**Assignment**
The exercise calls for every entry that follows to be repeated exactly.

Task material below:

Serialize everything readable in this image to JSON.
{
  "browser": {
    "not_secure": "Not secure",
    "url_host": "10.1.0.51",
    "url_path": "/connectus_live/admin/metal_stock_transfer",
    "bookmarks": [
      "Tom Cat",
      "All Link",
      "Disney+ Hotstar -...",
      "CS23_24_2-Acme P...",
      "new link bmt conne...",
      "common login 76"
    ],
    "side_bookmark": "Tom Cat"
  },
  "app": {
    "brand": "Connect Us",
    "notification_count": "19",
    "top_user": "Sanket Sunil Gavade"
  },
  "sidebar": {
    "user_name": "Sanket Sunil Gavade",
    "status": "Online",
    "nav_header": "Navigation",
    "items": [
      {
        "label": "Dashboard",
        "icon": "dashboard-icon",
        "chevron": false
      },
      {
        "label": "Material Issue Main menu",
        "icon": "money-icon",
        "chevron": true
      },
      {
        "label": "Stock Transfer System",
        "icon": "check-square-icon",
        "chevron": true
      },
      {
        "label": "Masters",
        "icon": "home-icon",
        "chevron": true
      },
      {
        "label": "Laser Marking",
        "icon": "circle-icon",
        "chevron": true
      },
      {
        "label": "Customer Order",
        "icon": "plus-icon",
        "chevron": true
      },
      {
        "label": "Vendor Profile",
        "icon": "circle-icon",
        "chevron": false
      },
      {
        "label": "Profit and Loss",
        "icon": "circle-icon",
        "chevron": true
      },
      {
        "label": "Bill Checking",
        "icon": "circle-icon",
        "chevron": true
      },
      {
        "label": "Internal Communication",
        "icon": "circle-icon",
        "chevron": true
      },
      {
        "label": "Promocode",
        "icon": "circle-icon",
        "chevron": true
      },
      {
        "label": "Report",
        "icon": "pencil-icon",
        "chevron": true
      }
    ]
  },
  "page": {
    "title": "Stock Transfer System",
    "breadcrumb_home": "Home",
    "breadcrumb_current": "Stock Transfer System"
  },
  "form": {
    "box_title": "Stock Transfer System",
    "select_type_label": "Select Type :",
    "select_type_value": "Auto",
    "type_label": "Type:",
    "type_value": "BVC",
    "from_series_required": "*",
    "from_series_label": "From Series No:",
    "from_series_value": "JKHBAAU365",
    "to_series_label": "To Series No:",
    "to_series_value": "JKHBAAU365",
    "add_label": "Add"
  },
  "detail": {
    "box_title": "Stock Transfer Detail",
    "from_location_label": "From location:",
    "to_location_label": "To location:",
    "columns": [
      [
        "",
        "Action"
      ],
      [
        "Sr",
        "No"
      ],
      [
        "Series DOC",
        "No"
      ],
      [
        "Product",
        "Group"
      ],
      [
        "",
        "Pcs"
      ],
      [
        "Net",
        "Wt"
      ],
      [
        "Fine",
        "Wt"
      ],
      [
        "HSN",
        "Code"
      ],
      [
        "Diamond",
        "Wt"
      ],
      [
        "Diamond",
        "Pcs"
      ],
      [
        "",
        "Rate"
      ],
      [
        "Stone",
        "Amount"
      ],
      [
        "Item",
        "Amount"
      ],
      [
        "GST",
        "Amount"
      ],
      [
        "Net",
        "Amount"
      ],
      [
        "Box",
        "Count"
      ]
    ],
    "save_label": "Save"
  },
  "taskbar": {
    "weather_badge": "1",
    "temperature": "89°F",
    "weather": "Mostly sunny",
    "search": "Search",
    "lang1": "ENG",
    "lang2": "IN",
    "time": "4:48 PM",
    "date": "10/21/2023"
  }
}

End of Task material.

**Your solution**
Serialize everything readable in this image to JSON.
{
  "browser": {
    "not_secure": "Not secure",
    "url_host": "10.1.0.51",
    "url_path": "/connectus_live/admin/metal_stock_transfer",
    "bookmarks": [
      "Tom Cat",
      "All Link",
      "Disney+ Hotstar -...",
      "CS23_24_2-Acme P...",
      "new link bmt conne...",
      "common login 76"
    ],
    "side_bookmark": "Tom Cat"
  },
  "app": {
    "brand": "Connect Us",
    "notification_count": "19",
    "top_user": "Sanket Sunil Gavade"
  },
  "sidebar": {
    "user_name": "Sanket Sunil Gavade",
    "status": "Online",
    "nav_header": "Navigation",
    "items": [
      {
        "label": "Dashboard",
        "icon": "dashboard-icon",
        "chevron": false
      },
      {
        "label": "Material Issue Main menu",
        "icon": "money-icon",
        "chevron": true
      },
      {
        "label": "Stock Transfer System",
        "icon": "check-square-icon",
        "chevron": true
      },
      {
        "label": "Masters",
        "icon": "home-icon",
        "chevron": true
      },
      {
        "label": "Laser Marking",
        "icon": "circle-icon",
        "chevron": true
      },
      {
        "label": "Customer Order",
        "icon": "plus-icon",
        "chevron": true
      },
      {
        "label": "Vendor Profile",
        "icon": "circle-icon",
        "chevron": false
      },
      {
        "label": "Profit and Loss",
        "icon": "circle-icon",
        "chevron": true
      },
      {
        "label": "Bill Checking",
        "icon": "circle-icon",
        "chevron": true
      },
      {
        "label": "Internal Communication",
        "icon": "circle-icon",
        "chevron": true
      },
      {
        "label": "Promocode",
        "icon": "circle-icon",
        "chevron": true
      },
      {
        "label": "Report",
        "icon": "pencil-icon",
        "chevron": true
      }
    ]
  },
  "page": {
    "title": "Stock Transfer System",
    "breadcrumb_home": "Home",
    "breadcrumb_current": "Stock Transfer System"
  },
  "form": {
    "box_title": "Stock Transfer System",
    "select_type_label": "Select Type :",
    "select_type_value": "Auto",
    "type_label": "Type:",
    "type_value": "BVC",
    "from_series_required": "*",
    "from_series_label": "From Series No:",
    "from_series_value": "JKHBAAU365",
    "to_series_label": "To Series No:",
    "to_series_value": "JKHBAAU365",
    "add_label": "Add"
  },
  "detail": {
    "box_title": "Stock Transfer Detail",
    "from_location_label": "From location:",
    "to_location_label": "To location:",
    "columns": [
      [
        "",
        "Action"
      ],
      [
        "Sr",
        "No"
      ],
      [
        "Series DOC",
        "No"
      ],
      [
        "Product",
        "Group"
      ],
      [
        "",
        "Pcs"
      ],
      [
        "Net",
        "Wt"
      ],
      [
        "Fine",
        "Wt"
      ],
      [
        "HSN",
        "Code"
      ],
      [
        "Diamond",
        "Wt"
      ],
      [
        "Diamond",
        "Pcs"
      ],
      [
        "",
        "Rate"
      ],
      [
        "Stone",
        "Amount"
      ],
      [
        "Item",
        "Amount"
      ],
      [
        "GST",
        "Amount"
      ],
      [
        "Net",
        "Amount"
      ],
      [
        "Box",
        "Count"
      ]
    ],
    "save_label": "Save"
  },
  "taskbar": {
    "weather_badge": "1",
    "temperature": "89°F",
    "weather": "Mostly sunny",
    "search": "Search",
    "lang1": "ENG",
    "lang2": "IN",
    "time": "4:48 PM",
    "date": "10/21/2023"
  }
}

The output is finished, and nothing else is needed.